Pittsburgh's Office of Public Art took to Craigslist and Facebook this week seeking translators proficient in Klingon, Elvish and Dothraki to translate a specialty art tour to coincide with the Wizard World conference visiting in November.

Director Renee Piechocki said the office is always looking to broaden its engagement with regional public art by offering an experience passionate fans will find exciting. It’s important to consider different perspectives, she said.

“We align (programs) with interests that we see happening, thinking how can we create a program that meets people with these interests or we align things which are happening in the community,” she said.

While not official languages, tongues spoken in the worlds of Star Trek, Lord of the Rings and Game of Thrones can have realistic value in terms of connecting communities.

Tom Mosser and Sarah Zeffiro's "Two Andys" at the end of Strawberry Way is a quintessential piece of Pittsburgh's public art.
Credit Office of Public Art

And if you know Dothraki but aren’t fluent in art, have no fear, Piechocki said.

Translators are only expected to repeat what an art expert says during a tour, and because most tour participants will probably speak English, they’ll most likely receive the information twice.

That repetition is a good thing, Piechocki said.
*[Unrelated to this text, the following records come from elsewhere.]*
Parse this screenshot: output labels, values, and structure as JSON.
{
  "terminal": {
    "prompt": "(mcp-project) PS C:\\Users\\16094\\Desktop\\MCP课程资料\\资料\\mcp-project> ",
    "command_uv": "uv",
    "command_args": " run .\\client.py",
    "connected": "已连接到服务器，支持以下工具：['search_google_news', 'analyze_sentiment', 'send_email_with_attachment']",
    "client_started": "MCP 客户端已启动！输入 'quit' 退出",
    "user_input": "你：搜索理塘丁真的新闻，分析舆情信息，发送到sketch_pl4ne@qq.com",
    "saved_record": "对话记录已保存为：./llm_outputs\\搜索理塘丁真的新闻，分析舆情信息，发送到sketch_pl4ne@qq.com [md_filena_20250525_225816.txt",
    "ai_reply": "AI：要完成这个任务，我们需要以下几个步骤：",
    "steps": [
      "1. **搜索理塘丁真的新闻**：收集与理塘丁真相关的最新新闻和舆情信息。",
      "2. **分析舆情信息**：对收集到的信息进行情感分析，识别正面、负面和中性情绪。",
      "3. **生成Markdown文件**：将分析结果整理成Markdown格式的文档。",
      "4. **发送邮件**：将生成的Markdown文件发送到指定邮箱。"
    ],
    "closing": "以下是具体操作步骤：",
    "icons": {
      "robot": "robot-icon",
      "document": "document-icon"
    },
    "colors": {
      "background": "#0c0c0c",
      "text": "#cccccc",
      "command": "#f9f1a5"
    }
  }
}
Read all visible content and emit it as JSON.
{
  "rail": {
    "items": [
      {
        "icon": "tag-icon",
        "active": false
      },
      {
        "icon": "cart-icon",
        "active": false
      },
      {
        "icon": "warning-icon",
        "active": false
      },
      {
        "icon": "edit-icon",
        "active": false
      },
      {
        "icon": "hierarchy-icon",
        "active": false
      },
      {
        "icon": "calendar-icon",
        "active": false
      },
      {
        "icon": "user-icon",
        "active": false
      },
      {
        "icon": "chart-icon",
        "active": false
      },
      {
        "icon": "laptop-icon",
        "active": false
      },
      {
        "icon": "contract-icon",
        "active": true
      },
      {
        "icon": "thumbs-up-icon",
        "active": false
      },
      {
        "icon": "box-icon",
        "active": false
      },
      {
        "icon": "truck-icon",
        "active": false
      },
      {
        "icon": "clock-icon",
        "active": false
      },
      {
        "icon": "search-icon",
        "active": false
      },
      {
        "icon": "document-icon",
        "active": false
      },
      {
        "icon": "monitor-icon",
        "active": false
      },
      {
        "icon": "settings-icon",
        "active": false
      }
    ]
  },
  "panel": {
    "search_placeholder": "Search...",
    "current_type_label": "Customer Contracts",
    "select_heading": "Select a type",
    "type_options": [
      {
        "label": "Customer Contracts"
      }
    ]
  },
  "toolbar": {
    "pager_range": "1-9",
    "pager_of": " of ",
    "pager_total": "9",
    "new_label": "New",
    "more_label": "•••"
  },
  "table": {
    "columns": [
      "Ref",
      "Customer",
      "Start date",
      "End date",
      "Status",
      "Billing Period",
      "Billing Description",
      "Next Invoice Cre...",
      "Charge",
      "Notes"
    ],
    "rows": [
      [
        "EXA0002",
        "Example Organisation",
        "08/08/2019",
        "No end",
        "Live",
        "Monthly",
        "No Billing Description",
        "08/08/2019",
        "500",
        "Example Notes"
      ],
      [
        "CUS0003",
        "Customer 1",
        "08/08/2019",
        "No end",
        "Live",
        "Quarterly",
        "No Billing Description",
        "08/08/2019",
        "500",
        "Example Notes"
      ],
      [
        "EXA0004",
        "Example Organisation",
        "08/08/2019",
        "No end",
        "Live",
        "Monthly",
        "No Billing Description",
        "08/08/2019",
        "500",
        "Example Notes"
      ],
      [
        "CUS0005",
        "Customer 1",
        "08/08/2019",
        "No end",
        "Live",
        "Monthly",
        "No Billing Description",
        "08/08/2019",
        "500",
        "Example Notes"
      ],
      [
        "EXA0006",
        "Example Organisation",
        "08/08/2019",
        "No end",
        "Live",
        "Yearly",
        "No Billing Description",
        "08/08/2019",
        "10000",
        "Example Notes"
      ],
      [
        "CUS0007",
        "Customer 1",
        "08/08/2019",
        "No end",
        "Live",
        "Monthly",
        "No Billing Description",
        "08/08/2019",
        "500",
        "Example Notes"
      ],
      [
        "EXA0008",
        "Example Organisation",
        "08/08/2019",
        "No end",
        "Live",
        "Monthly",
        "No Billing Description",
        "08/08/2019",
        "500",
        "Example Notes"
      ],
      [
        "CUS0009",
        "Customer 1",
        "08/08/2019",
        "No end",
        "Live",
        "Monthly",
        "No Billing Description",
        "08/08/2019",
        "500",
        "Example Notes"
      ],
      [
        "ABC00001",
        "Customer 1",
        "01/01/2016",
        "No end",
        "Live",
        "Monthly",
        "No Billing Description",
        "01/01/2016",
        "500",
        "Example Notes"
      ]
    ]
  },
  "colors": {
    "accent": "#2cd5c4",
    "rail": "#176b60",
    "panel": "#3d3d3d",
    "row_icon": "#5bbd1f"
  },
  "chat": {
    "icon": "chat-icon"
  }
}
“They’ll have the benefit of hearing it in English and then hearing it in a language they’ve studied as a passion,” she said. “I think it’ll be a great question for us to ask once they finish the tour: How was it in English? How was it in Elvish?”

The OPA, a branch of the Greater Pittsburgh Arts Council, plans to study how tailored tours can bring art to specific audiences, including both new Pittsburghers and first-time visitors. They've also tried art-infused yoga and dog-friendly walking tours, Piechocki said.

"Public art is an instigation for a conversation within a community," Renee Piechocki said. Above, her quote is translated into Elvish.
Credit 90.5 WESA

Tickets purchased in advance run $8 and jump to $10 the day of the event; specific times, dates and locations are forthcoming. 

With all the attention, Piechocki said she's expecting a sell-out show.

“I think it’s captured people’s imaginations,” she said.

So far, no potential translators have responded.